Winter in Canada helped me quit smoking.
I had already quit my pack-a-day habit about five or six times by that point, and I even once managed to relapse after three months without a cigarette. Then the first snowstorm happened, and the next, and getting out on the balcony for a smoke became an immense ordeal – the bulky parka, the wind chill, the frostbite, the coldness of a breath that burns your lungs.
It was entirely too much trouble, too undignified to bring the cigarette up to my mouth with a shaking hand just to get the little nicotine infusion out in the cold.
We are now in the midst of our second winter in Canada. My wife and I arrived here in the autumn of 2018 but this year we have a nine-month-old little Arab-Canadian who was born in the interim and who has made the winters a little bit warmer.
If you arrive in Canada outside the five-month window from November to March, you will hear plenty of stories about winter, often in hushed tones accentuated by worried frowns from fellow immigrants. Their advice often boils down to finding ways to not be in town during the peak cold of January and February. Canadians are often apologetic about the whole thing.
Everyone I knew seemed to have a story about their first injury from slipping on the ice, or the pain after rushing home and trying to warm their freezing hands by running hot water all over them (never do that), or waiting for half an hour in piercing cold for a bus that never arrives.
It was quite depressing, that first cold snap. Autumn quickly turned into winter as though wanting to just hurry up and get it over with. We had not yet made friends or explored the city, and getting used to being indoors felt suffocating after years in the Middle East. Our last stop had been Istanbul, where we were a 10-minute walk from a commuter ferry that sails over the glittering waters of the Bosphorus, while taking in the magnificent view of the Hagia Sophia, the Blue Mosque and Topkapi Palace.
Winter here felt like a prison by contrast. You could go out if you dressed up in enough layers but it was not particularly appetising to wade through the slush and penguin-walk over the ice on your way to an indoor space. The novelty of falling snow wore off every time I had to lug out heavy winter boots or my phone’s battery died in the chill, or when I contemplated the barren trees in a nearby park. I could not wait for the snow to melt, for the verdant green to take hold again.
But what I realised this year was this – what I had really missed was the warmth of family and friendship. As a new immigrant, everything is just a little colder, a little more bittersweet. Often when I was walking in downtown Montreal, or catching a ride on a crowded subway and saw two star-crossed lovers or a multi-generational family exchanging soft-spoken words I wondered to myself – did they have to give up another life to be here? Was it all worth it in the end, to raise a child so far from all that we know?
This year, our little one is nine months old, and everything is softer, bathed in inner warmth. The falling snow blanketing the streets twinkles a bright white instead of a sludgy gray. The breeze is refreshing, rather than frigid, the cold seeping through a chance for a tighter hug.
The cynicism and pessimism melt away when we are both pressed up against the window, watching the fresh snowfall, the lights flickering on and off in the windows across the street.
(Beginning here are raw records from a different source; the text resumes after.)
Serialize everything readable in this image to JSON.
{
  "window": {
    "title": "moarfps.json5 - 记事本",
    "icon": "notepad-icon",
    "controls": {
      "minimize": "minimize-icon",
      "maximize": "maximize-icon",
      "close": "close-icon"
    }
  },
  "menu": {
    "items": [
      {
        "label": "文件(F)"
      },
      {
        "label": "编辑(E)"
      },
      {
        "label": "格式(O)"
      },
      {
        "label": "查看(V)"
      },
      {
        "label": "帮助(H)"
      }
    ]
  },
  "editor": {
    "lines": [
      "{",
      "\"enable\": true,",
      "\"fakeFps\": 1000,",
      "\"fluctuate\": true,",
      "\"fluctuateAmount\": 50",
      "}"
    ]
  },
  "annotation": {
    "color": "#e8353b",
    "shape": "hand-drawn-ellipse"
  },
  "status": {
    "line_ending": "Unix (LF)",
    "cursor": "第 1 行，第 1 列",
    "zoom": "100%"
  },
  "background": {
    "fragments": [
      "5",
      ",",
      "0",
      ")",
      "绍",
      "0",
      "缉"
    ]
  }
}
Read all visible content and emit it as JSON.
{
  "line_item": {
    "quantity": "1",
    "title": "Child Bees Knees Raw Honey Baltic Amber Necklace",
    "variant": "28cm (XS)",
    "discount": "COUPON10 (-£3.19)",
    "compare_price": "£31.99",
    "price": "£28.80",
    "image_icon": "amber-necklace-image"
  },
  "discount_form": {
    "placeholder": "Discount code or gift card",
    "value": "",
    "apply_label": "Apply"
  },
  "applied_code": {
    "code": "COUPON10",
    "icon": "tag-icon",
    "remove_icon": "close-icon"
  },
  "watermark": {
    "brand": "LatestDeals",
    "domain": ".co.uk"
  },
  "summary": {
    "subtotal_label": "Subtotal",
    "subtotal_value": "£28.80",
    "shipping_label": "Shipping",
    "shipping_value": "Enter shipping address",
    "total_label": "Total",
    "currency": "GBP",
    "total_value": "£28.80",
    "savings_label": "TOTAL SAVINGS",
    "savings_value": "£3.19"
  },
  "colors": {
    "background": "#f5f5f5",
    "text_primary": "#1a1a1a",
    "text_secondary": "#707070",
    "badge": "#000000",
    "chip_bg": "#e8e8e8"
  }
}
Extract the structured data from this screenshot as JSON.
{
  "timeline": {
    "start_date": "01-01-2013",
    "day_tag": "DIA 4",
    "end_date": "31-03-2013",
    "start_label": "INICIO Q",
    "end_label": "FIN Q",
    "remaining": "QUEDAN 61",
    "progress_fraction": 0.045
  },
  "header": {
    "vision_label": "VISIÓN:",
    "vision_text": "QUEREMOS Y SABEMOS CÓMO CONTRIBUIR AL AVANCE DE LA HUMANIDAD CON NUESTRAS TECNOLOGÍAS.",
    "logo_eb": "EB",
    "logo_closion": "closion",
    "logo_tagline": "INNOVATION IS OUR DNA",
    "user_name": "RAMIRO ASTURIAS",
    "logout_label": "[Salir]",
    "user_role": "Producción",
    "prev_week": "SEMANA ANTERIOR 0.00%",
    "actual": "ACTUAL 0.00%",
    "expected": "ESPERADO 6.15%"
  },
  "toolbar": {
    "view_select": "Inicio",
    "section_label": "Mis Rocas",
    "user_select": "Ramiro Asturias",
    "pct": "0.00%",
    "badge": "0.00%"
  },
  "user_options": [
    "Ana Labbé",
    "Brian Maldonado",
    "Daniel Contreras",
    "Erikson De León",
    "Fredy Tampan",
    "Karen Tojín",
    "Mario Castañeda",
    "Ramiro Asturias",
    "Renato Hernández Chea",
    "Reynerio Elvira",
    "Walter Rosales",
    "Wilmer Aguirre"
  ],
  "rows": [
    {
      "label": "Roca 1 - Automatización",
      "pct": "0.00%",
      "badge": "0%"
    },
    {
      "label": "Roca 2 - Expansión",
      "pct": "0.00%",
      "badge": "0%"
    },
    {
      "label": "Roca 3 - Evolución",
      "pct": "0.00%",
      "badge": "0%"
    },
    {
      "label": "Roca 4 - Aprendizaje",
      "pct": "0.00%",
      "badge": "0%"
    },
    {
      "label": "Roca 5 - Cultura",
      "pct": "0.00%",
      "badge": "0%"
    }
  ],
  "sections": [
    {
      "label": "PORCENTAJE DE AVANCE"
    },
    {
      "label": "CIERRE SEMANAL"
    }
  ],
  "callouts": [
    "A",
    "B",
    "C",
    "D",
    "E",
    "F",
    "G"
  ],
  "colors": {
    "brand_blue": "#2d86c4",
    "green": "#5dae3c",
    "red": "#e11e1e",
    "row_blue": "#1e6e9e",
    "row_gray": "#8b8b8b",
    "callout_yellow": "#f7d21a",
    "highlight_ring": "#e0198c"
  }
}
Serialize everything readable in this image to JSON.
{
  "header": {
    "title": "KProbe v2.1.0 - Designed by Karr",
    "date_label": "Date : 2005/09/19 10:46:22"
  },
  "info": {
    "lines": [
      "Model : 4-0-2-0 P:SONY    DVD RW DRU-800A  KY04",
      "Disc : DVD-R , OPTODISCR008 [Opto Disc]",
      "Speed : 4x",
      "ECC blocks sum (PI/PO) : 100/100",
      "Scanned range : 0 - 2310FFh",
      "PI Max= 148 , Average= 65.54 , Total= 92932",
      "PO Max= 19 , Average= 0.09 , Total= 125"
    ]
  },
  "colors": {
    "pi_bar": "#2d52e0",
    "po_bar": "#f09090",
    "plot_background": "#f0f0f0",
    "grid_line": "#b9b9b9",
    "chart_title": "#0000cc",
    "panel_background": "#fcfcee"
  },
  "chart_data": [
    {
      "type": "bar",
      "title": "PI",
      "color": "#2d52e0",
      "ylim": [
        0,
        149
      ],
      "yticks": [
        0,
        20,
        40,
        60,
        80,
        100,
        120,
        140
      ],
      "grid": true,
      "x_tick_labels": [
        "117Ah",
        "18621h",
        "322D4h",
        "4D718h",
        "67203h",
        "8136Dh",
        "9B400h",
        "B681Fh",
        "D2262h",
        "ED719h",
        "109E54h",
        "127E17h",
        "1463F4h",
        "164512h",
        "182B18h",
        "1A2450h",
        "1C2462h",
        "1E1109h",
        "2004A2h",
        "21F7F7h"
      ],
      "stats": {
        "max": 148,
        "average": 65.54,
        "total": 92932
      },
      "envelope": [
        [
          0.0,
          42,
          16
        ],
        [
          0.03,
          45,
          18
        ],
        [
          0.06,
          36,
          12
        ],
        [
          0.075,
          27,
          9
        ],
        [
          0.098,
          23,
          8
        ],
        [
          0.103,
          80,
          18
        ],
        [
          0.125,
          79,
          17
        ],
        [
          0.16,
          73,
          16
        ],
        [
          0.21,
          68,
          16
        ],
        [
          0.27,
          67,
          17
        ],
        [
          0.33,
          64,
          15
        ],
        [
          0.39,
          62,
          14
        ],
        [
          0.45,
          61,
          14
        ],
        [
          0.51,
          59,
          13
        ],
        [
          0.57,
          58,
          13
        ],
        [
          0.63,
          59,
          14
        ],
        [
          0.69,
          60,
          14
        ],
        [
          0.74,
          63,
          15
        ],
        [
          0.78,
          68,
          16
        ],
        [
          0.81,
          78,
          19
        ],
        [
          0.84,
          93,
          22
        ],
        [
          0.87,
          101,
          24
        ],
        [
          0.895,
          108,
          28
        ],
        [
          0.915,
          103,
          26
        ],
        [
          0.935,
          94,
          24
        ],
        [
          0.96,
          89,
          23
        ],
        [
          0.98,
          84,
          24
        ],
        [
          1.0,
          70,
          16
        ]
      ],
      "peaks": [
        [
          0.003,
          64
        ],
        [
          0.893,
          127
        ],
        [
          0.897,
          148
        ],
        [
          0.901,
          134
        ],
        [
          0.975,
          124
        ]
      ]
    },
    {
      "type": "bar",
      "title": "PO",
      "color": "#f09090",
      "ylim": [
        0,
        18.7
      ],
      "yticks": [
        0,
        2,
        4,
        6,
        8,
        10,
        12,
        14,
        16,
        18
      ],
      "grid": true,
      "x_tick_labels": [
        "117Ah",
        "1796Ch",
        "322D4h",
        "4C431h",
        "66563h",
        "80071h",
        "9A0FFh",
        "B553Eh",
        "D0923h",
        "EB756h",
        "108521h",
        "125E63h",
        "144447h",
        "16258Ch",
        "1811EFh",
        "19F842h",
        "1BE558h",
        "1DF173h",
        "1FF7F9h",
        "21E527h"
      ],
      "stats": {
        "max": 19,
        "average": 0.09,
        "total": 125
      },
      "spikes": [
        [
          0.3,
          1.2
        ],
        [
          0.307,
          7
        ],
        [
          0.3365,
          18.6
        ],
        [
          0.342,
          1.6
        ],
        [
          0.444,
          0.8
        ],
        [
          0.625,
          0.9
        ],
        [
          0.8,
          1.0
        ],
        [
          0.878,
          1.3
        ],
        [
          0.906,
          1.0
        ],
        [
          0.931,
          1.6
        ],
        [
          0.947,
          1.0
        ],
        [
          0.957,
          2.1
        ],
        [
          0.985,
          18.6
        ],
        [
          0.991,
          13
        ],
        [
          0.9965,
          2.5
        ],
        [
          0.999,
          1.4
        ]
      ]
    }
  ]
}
It still takes a long time to get everybody ready to go out for a walk. Us, him, the stroller lining, the poncho that keeps him warm, the cover that shields him from the freezing rain. But it is all worth the look of wonder in his eyes as he takes it all in.
I wonder how different his childhood will be from mine. Will he like ice hockey and skating or play football like I did? Will he want to throw snowballs around or settle in my lap with a blanket as I read him a story?
For now, it does not matter. It does not feel like it is below zero when I step outside.
Kareem Shaheen is a former Middle East correspondent based in Canada